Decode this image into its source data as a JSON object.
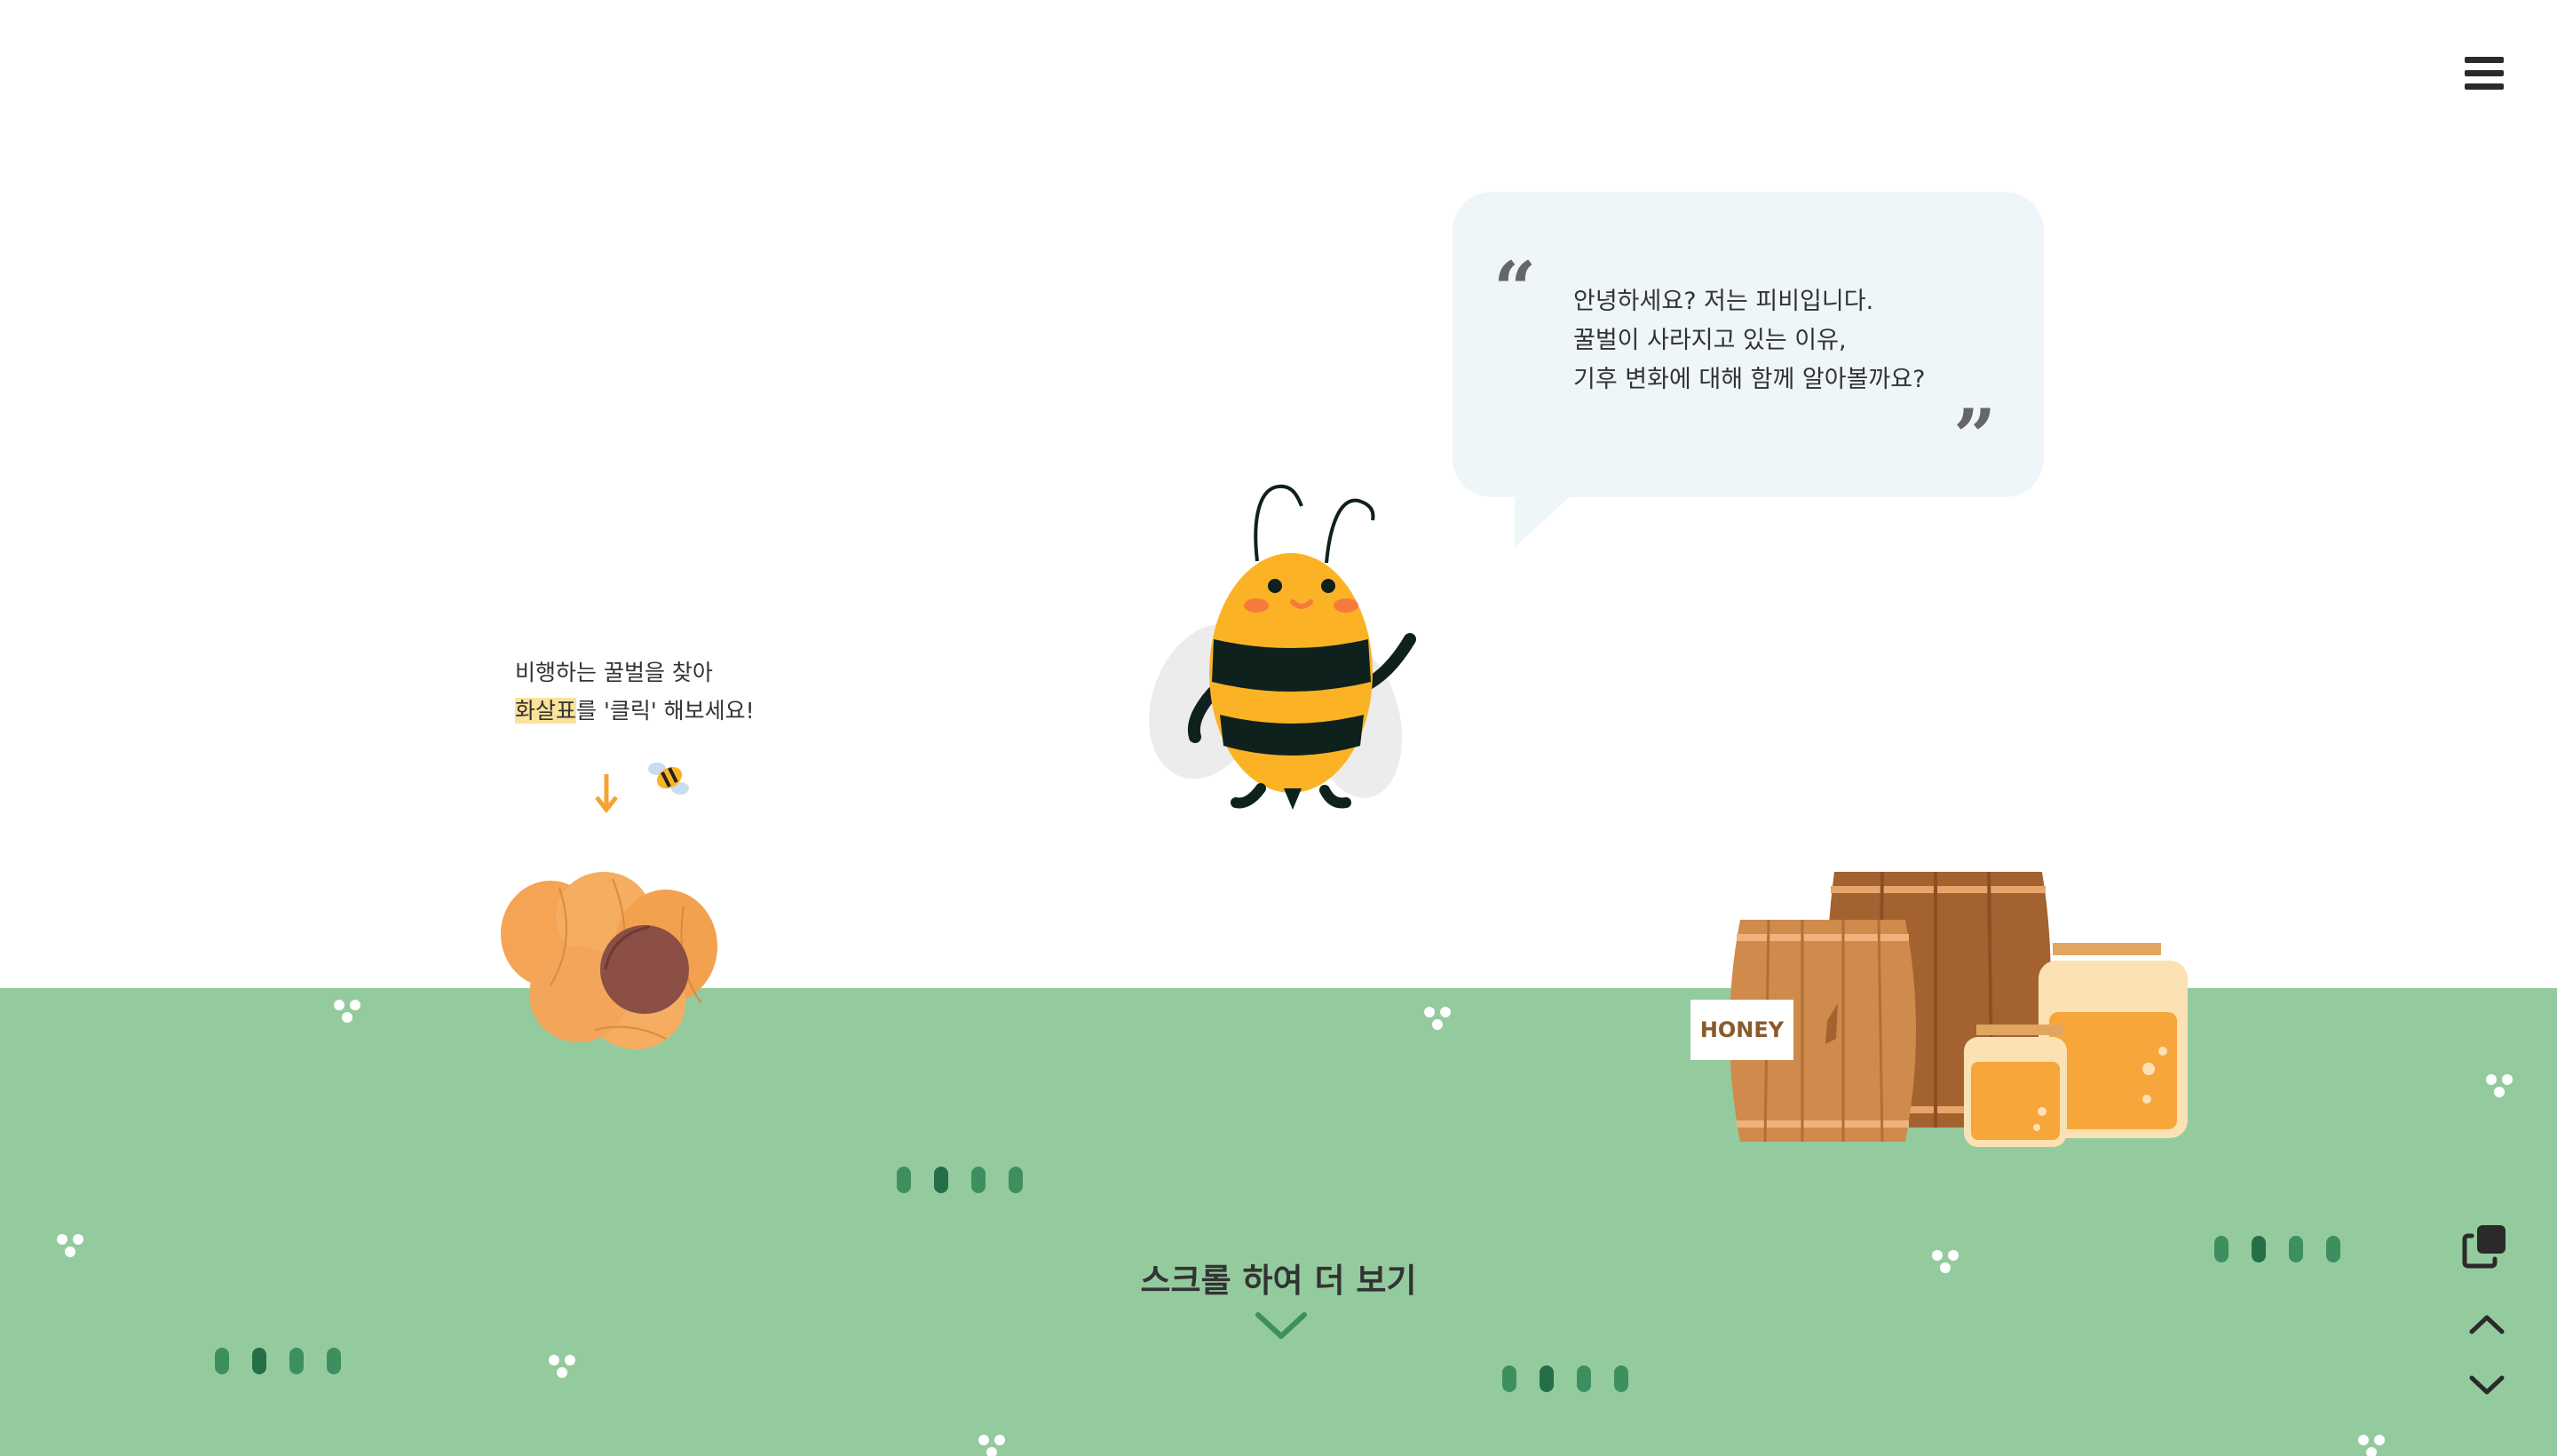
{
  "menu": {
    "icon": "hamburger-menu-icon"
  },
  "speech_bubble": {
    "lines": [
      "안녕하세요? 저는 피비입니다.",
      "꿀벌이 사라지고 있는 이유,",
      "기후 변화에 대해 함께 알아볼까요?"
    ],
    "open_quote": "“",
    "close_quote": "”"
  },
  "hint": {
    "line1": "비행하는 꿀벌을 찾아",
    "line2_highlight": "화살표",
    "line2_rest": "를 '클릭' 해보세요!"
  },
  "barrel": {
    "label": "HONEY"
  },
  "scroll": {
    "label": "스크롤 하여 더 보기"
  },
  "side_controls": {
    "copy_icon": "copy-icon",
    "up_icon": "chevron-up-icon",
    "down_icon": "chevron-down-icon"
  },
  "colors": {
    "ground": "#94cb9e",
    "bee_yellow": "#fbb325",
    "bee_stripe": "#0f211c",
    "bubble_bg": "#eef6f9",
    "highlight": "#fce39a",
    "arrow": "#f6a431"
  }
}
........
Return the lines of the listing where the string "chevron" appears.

Result below.
    "up_icon": "chevron-up-icon",
    "down_icon": "chevron-down-icon"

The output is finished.